So if we listen to nested sequences, for example, we have no direct way to tell that they are nested, and indeed all we seem sensitive to are some rather simple features of the spectrum of frequencies that occur. … The diversity of these spectra is quite striking: some have simple nested forms dominated by a few isolated peaks at specific frequencies, while others have quite complex forms that cover large ranges of frequencies. Frequency spectra of nested sequences generated by one-dimensional neighbor-independent substitution systems.
rules 0 and 128 all the cells become white, while in rule 255 all of them become black. … The most common of these are nested patterns, like those on the next page . … But as the pictures on the next page show, other nested forms are also possible.
Note that the pattern in case (a) does eventually repeat, while the one in case (b) eventually shows a nested structure.
In the first kind of object, the actual sequence is then given, while in the second kind of object what is given is a specification of how far back in the data the required sequence can be found. … Purely nested data can also be compressed nearly as much. … Examples of the pattern of repeats found in purely nested data.
Based on this LE[list_] := Module[{n = Length[list], i = Max[MapIndexed[ #1 - #2 &, PrimePi[list]]] + 1}, CRT[PadRight[ list, n + i], Join[Array[Prime[i + #] &, n], Array[Prime, i]]]] will yield a number x that can be decoded into a list of length n using essentially the so-called Gödel β function Mod[x, Prime[Rest[NestList[NestWhile[# + 1 &, # + 1, Mod[x, Prime[#]]  0 &] &, 0, n]]]]
With rule (a), however, it is fairly easy to see that a simple nested structure is produced, directly analogous to the one shown on page 509 . … And the behavior obtained never seems to repeat, nor do the networks produced exhibit any kind of obvious nested form. … It takes fewer steps for networks to be built up, but the results are qualitatively similar to those on the previous page : rule (a) yields a nested structure, rule (b) gives repetitive behavior, while rule (c) produces behavior that seems complicated and in some respects random.
But while some of these give behavior that looks slightly more complicated in detail, as in cases (a) and (b) on the next page , all ultimately turn out to yield just repetitive or nested patterns—at least if they are started with all cells white. … Repetitive and nested patterns are seen, but nothing more complicated ever occurs.
With 3 states and 2 colors it turns out that with blank initial conditions all of the 2,985,984 possible Turing machines of this type quickly evolve to produce simple repetitive or nested behavior.

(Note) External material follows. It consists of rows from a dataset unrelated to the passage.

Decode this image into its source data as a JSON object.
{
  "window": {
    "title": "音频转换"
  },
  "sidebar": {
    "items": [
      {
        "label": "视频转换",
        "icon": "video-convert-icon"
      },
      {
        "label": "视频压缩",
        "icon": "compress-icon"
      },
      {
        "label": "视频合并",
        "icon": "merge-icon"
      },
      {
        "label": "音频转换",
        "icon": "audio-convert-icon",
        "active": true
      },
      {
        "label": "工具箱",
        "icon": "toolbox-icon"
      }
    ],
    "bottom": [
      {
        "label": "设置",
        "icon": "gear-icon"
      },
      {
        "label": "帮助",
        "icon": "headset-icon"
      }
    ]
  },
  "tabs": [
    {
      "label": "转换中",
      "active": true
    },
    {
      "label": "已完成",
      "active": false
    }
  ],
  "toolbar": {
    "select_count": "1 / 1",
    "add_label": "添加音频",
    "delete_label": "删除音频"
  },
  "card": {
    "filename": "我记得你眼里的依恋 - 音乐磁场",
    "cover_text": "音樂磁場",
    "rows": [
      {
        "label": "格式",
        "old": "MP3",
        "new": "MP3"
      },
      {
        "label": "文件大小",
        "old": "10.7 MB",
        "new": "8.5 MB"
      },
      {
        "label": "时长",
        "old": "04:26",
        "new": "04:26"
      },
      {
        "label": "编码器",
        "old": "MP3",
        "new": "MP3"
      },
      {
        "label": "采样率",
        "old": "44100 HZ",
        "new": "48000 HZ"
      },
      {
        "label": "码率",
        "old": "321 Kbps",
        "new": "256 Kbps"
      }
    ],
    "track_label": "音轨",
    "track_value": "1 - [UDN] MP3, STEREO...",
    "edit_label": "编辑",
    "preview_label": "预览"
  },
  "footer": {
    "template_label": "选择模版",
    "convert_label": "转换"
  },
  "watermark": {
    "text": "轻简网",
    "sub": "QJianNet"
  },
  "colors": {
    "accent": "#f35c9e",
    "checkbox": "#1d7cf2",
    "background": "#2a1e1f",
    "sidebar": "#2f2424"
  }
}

With more complicated initial conditions the behavior one sees can sometimes be more complicated, at least for a while—as in the pictures below. … So this means Examples of 3-state 2-color Turing machines which behave for a while in slightly complicated ways.
Other integer functions IntegerExponent[n, k] gives nested behavior as for decimation systems on page 909 , while MultiplicativeOrder[k, n] and EulerPhi[n] yield more complicated behavior, as shown on pages 257 and 1093 .